**What is required**
A word-for-word copy of the entries is the goal; leave out the pictures.
━━━ Source data
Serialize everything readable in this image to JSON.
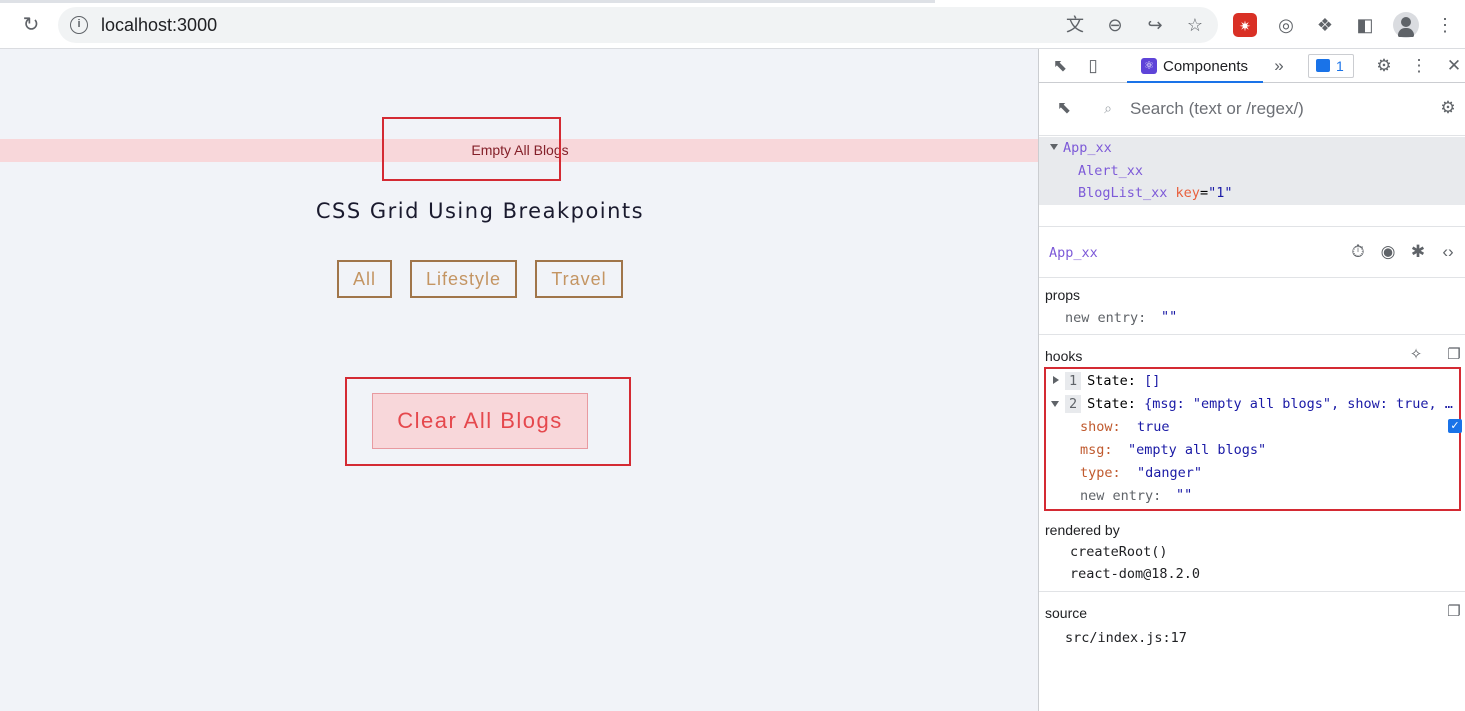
{
  "browser": {
    "url": "localhost:3000",
    "icons": [
      "reload-icon",
      "info-icon",
      "translate-icon",
      "zoom-out-icon",
      "share-icon",
      "star-icon",
      "extension-icon",
      "puzzle-icon",
      "sidepanel-icon",
      "avatar-icon",
      "more-icon"
    ]
  },
  "page": {
    "alert_text": "Empty All Blogs",
    "title": "CSS Grid Using Breakpoints",
    "filters": [
      "All",
      "Lifestyle",
      "Travel"
    ],
    "clear_button": "Clear All Blogs"
  },
  "devtools": {
    "active_tab": "Components",
    "issues_count": "1",
    "search_placeholder": "Search (text or /regex/)",
    "tree": {
      "root": "App_xx",
      "children": [
        {
          "name": "Alert_xx"
        },
        {
          "name": "BlogList_xx",
          "key_label": "key",
          "key_eq": "=",
          "key_value": "\"1\""
        }
      ]
    },
    "selected": "App_xx",
    "props": {
      "title": "props",
      "new_entry_label": "new entry:",
      "new_entry_value": "\"\""
    },
    "hooks": {
      "title": "hooks",
      "items": [
        {
          "index": "1",
          "label": "State:",
          "value": "[]"
        },
        {
          "index": "2",
          "label": "State:",
          "value": "{msg: \"empty all blogs\", show: true, …"
        }
      ],
      "expanded": [
        {
          "key": "show:",
          "value": "true"
        },
        {
          "key": "msg:",
          "value": "\"empty all blogs\""
        },
        {
          "key": "type:",
          "value": "\"danger\""
        }
      ],
      "new_entry_label": "new entry:",
      "new_entry_value": "\"\""
    },
    "rendered_by": {
      "title": "rendered by",
      "items": [
        "createRoot()",
        "react-dom@18.2.0"
      ]
    },
    "source": {
      "title": "source",
      "value": "src/index.js:17"
    }
  }
}
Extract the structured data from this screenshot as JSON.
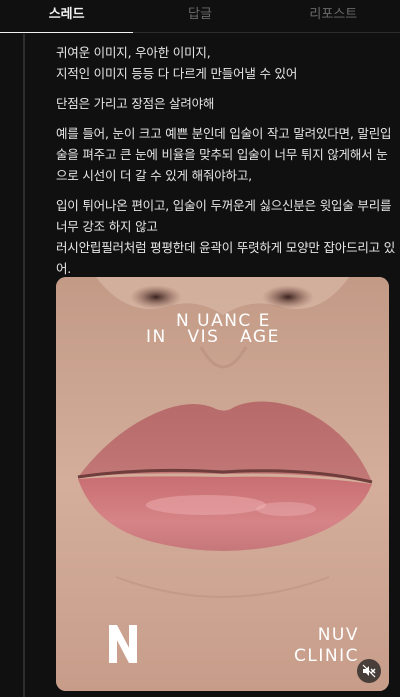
{
  "tabs": [
    {
      "label": "스레드",
      "active": true
    },
    {
      "label": "답글",
      "active": false
    },
    {
      "label": "리포스트",
      "active": false
    }
  ],
  "post": {
    "paragraphs": [
      "귀여운 이미지, 우아한 이미지,\n지적인 이미지 등등 다 다르게 만들어낼 수 있어",
      "단점은 가리고 장점은 살려야해",
      "예를 들어, 눈이 크고 예쁜 분인데 입술이 작고 말려있다면, 말린입술을 펴주고 큰 눈에 비율을 맞추되 입술이 너무 튀지 않게해서 눈으로 시선이 더 갈 수 있게 해줘야하고,",
      "입이 튀어나온 편이고, 입술이 두꺼운게 싫으신분은 윗입술 부리를 너무 강조 하지 않고\n러시안립필러처럼 평평한데 윤곽이 뚜렷하게 모양만 잡아드리고 있어."
    ]
  },
  "media": {
    "logo_line1": "N UANC E",
    "logo_line2": "IN   VIS   AGE",
    "mark": "N",
    "clinic_line1": "NUV",
    "clinic_line2": "CLINIC",
    "mute_icon": "speaker-muted-icon"
  },
  "colors": {
    "background": "#101010",
    "text": "#e6e6e6",
    "tab_inactive": "#6a6a6a",
    "lip": "#c9716f"
  }
}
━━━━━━
**Completed exercise**
Serialize everything readable in this image to JSON.
{
  "browser": {
    "url": "localhost:3000",
    "icons": [
      "reload-icon",
      "info-icon",
      "translate-icon",
      "zoom-out-icon",
      "share-icon",
      "star-icon",
      "extension-icon",
      "puzzle-icon",
      "sidepanel-icon",
      "avatar-icon",
      "more-icon"
    ]
  },
  "page": {
    "alert_text": "Empty All Blogs",
    "title": "CSS Grid Using Breakpoints",
    "filters": [
      "All",
      "Lifestyle",
      "Travel"
    ],
    "clear_button": "Clear All Blogs"
  },
  "devtools": {
    "active_tab": "Components",
    "issues_count": "1",
    "search_placeholder": "Search (text or /regex/)",
    "tree": {
      "root": "App_xx",
      "children": [
        {
          "name": "Alert_xx"
        },
        {
          "name": "BlogList_xx",
          "key_label": "key",
          "key_eq": "=",
          "key_value": "\"1\""
        }
      ]
    },
    "selected": "App_xx",
    "props": {
      "title": "props",
      "new_entry_label": "new entry:",
      "new_entry_value": "\"\""
    },
    "hooks": {
      "title": "hooks",
      "items": [
        {
          "index": "1",
          "label": "State:",
          "value": "[]"
        },
        {
          "index": "2",
          "label": "State:",
          "value": "{msg: \"empty all blogs\", show: true, …"
        }
      ],
      "expanded": [
        {
          "key": "show:",
          "value": "true"
        },
        {
          "key": "msg:",
          "value": "\"empty all blogs\""
        },
        {
          "key": "type:",
          "value": "\"danger\""
        }
      ],
      "new_entry_label": "new entry:",
      "new_entry_value": "\"\""
    },
    "rendered_by": {
      "title": "rendered by",
      "items": [
        "createRoot()",
        "react-dom@18.2.0"
      ]
    },
    "source": {
      "title": "source",
      "value": "src/index.js:17"
    }
  }
}
Extract the structured data from this screenshot as JSON.
{
  "tabs": [
    {
      "label": "스레드",
      "active": true
    },
    {
      "label": "답글",
      "active": false
    },
    {
      "label": "리포스트",
      "active": false
    }
  ],
  "post": {
    "paragraphs": [
      "귀여운 이미지, 우아한 이미지,\n지적인 이미지 등등 다 다르게 만들어낼 수 있어",
      "단점은 가리고 장점은 살려야해",
      "예를 들어, 눈이 크고 예쁜 분인데 입술이 작고 말려있다면, 말린입술을 펴주고 큰 눈에 비율을 맞추되 입술이 너무 튀지 않게해서 눈으로 시선이 더 갈 수 있게 해줘야하고,",
      "입이 튀어나온 편이고, 입술이 두꺼운게 싫으신분은 윗입술 부리를 너무 강조 하지 않고\n러시안립필러처럼 평평한데 윤곽이 뚜렷하게 모양만 잡아드리고 있어."
    ]
  },
  "media": {
    "logo_line1": "N UANC E",
    "logo_line2": "IN   VIS   AGE",
    "mark": "N",
    "clinic_line1": "NUV",
    "clinic_line2": "CLINIC",
    "mute_icon": "speaker-muted-icon"
  },
  "colors": {
    "background": "#101010",
    "text": "#e6e6e6",
    "tab_inactive": "#6a6a6a",
    "lip": "#c9716f"
  }
}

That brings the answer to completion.